## TASK PROMPT
Go over the data and copy out each line with "Client" in it.

▶

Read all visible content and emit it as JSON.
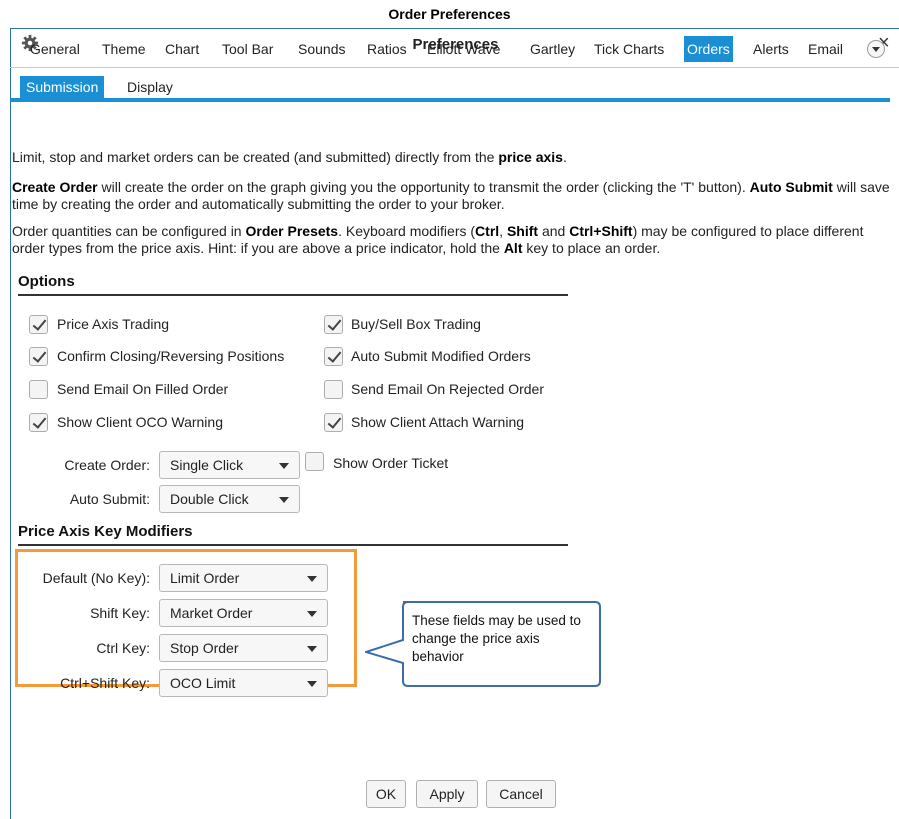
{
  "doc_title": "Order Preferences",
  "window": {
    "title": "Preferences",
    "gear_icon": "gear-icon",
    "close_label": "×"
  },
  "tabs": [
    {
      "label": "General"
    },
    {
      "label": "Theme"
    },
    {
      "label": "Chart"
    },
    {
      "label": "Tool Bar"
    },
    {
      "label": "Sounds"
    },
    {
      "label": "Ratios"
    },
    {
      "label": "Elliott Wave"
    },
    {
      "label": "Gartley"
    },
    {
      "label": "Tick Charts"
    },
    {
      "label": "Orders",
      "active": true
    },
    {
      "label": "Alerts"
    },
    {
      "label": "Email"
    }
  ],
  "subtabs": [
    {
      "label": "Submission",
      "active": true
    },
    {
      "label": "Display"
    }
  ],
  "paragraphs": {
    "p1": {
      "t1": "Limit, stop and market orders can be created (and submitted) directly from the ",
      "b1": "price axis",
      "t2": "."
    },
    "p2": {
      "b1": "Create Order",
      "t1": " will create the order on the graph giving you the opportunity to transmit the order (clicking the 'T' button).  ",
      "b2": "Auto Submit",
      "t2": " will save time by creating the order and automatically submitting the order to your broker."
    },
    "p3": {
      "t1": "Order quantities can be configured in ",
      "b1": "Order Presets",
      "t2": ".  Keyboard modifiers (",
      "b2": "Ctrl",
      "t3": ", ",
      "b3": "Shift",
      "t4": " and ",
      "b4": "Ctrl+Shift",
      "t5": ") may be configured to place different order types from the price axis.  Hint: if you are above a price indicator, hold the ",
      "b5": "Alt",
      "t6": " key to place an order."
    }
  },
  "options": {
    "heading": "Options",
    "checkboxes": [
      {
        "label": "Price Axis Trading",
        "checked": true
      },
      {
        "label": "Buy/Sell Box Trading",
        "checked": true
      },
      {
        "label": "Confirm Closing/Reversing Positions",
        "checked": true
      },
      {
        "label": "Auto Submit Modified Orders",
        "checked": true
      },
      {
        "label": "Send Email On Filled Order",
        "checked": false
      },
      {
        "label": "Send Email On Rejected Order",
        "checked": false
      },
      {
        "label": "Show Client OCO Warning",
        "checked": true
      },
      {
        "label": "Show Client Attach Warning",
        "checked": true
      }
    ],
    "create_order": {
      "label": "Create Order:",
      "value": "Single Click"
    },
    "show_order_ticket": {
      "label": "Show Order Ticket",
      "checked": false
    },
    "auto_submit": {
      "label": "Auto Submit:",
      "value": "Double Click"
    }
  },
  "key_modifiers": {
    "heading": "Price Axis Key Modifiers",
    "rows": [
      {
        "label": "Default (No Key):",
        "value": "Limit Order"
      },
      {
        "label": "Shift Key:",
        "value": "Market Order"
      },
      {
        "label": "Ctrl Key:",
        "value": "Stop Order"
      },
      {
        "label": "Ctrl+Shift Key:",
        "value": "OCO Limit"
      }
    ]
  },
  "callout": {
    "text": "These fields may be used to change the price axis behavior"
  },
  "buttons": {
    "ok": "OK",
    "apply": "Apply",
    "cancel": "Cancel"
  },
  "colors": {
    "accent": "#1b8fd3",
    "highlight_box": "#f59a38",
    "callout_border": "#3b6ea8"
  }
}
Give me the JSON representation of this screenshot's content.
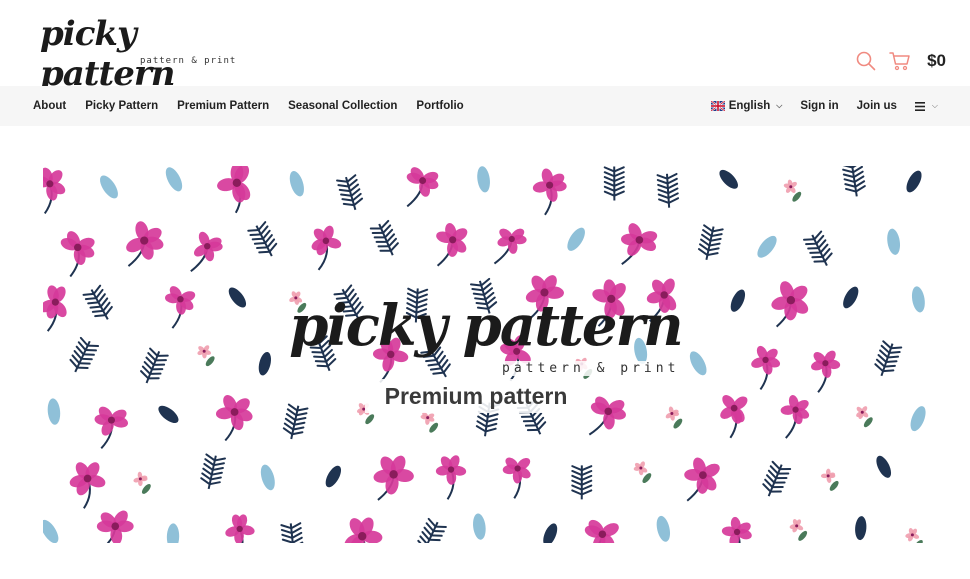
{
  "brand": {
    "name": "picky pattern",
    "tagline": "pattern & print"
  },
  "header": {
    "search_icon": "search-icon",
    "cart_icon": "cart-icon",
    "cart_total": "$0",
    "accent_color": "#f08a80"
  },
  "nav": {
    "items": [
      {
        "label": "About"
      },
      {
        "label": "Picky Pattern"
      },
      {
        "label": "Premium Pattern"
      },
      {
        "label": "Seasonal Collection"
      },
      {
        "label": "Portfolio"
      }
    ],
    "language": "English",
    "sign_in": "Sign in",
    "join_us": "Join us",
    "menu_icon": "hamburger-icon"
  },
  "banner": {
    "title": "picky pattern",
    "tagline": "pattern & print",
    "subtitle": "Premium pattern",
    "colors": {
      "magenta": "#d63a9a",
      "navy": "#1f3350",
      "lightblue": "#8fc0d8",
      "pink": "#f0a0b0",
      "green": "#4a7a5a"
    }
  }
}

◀
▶

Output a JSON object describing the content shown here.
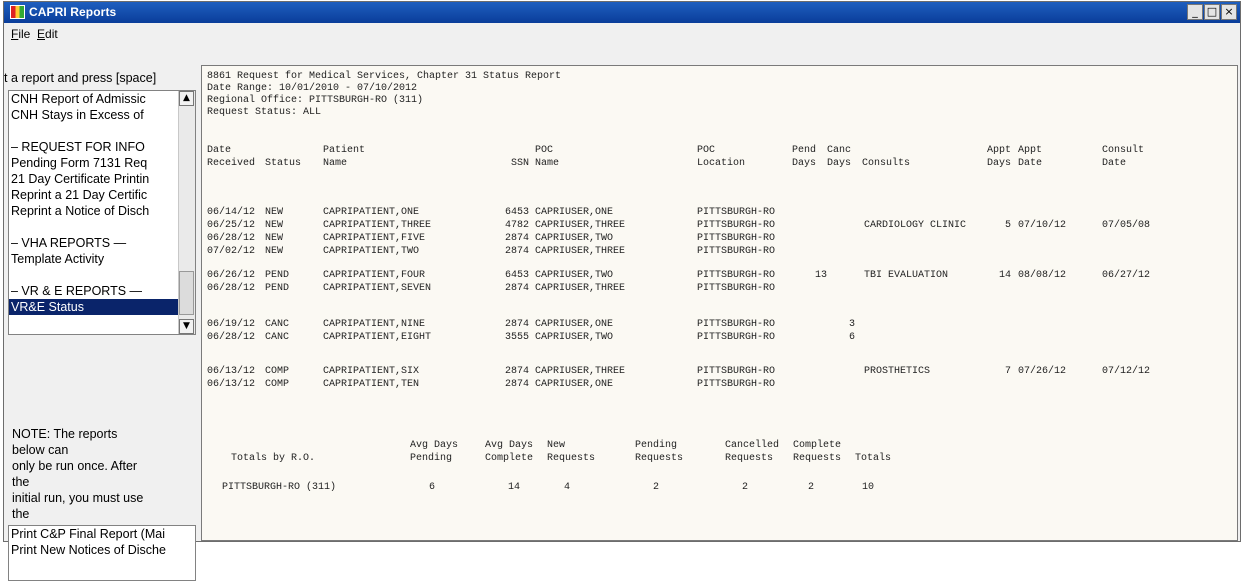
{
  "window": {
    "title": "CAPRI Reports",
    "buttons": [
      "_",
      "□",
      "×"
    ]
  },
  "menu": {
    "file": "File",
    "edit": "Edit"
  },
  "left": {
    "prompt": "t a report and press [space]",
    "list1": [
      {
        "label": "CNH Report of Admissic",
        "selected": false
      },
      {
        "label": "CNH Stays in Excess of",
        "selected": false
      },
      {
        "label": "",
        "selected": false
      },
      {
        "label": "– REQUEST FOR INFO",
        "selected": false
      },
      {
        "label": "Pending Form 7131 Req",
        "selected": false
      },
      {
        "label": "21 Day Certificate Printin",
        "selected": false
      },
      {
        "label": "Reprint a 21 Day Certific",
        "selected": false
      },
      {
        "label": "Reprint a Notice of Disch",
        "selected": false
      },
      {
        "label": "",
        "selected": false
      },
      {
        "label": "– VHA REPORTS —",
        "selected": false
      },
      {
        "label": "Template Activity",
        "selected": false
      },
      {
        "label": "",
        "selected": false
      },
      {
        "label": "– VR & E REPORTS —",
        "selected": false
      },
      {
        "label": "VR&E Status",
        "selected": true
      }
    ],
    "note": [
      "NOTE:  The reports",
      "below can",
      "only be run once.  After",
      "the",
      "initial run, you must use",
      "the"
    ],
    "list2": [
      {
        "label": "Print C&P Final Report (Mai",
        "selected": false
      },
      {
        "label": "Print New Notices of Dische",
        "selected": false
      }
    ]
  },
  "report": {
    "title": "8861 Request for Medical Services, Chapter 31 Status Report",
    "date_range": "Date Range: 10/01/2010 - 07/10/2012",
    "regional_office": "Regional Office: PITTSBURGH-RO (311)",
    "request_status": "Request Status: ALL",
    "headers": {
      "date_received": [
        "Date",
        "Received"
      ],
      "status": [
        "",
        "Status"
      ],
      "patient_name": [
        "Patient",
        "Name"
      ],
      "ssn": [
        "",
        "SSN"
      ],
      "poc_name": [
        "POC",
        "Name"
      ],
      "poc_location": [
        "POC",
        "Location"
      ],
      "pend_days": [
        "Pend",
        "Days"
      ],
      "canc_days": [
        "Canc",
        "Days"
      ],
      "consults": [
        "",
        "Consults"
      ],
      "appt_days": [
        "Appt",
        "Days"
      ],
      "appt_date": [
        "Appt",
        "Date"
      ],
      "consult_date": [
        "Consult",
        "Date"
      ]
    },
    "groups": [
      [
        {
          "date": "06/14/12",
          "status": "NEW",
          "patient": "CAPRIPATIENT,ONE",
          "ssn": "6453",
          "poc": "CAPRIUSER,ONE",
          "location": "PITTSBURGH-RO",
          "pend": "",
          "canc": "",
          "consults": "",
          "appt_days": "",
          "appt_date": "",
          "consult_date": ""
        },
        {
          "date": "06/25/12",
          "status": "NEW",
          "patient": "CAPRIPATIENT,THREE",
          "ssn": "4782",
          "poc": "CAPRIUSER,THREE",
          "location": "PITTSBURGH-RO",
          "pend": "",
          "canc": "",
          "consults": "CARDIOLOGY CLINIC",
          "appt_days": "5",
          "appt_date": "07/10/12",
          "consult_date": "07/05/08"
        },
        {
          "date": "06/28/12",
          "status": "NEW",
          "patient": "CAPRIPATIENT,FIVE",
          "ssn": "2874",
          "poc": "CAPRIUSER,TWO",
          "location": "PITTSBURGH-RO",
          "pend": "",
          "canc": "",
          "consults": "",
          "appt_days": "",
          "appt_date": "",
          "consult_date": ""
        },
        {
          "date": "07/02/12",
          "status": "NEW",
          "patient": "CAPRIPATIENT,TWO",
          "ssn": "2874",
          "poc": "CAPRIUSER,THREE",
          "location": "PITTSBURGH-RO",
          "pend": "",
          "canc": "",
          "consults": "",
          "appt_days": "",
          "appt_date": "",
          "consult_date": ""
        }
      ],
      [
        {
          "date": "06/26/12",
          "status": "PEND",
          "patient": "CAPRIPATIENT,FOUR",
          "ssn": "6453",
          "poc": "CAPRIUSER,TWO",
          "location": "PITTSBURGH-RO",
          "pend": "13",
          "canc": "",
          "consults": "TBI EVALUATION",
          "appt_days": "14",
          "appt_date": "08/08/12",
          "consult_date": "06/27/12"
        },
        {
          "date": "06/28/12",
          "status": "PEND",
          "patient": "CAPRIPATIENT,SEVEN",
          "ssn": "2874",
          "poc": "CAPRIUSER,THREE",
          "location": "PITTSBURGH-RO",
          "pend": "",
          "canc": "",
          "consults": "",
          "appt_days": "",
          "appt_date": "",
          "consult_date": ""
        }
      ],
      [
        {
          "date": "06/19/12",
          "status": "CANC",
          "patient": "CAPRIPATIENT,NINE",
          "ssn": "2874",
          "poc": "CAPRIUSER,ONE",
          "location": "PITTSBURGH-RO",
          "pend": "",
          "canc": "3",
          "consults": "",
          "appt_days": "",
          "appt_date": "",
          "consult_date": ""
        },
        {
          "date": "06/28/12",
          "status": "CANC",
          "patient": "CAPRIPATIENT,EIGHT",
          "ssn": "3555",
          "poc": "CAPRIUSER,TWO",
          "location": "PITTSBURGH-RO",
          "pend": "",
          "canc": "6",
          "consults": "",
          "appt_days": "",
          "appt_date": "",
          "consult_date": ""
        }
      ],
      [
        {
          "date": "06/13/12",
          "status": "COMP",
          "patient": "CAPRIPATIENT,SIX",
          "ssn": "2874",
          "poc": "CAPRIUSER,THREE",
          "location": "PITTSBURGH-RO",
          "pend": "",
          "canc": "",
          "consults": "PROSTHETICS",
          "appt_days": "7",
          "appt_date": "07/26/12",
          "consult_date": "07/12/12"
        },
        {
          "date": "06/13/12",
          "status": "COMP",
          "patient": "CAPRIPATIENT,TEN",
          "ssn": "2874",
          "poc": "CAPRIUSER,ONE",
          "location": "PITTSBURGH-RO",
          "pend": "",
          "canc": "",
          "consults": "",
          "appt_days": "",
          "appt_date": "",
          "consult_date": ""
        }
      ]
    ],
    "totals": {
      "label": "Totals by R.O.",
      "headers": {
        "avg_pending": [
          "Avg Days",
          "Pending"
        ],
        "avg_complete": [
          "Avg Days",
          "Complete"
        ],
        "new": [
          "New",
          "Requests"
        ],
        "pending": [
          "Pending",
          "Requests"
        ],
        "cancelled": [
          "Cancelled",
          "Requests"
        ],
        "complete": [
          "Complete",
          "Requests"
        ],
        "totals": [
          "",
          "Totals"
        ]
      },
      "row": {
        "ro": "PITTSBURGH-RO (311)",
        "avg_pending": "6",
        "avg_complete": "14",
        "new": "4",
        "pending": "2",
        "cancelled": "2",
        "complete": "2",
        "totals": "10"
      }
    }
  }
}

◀
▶

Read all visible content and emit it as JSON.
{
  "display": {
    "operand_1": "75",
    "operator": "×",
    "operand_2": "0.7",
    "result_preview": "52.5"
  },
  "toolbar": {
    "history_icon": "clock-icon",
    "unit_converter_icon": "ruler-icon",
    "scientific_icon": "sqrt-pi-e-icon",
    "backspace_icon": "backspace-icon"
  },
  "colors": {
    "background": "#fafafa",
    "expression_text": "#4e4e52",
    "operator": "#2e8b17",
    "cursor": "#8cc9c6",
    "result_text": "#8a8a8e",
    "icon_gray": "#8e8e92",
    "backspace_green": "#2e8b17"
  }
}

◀

## OUTPUT OF THE TASK
        "label": "Show Client OCO Warning",
        "label": "Show Client Attach Warning",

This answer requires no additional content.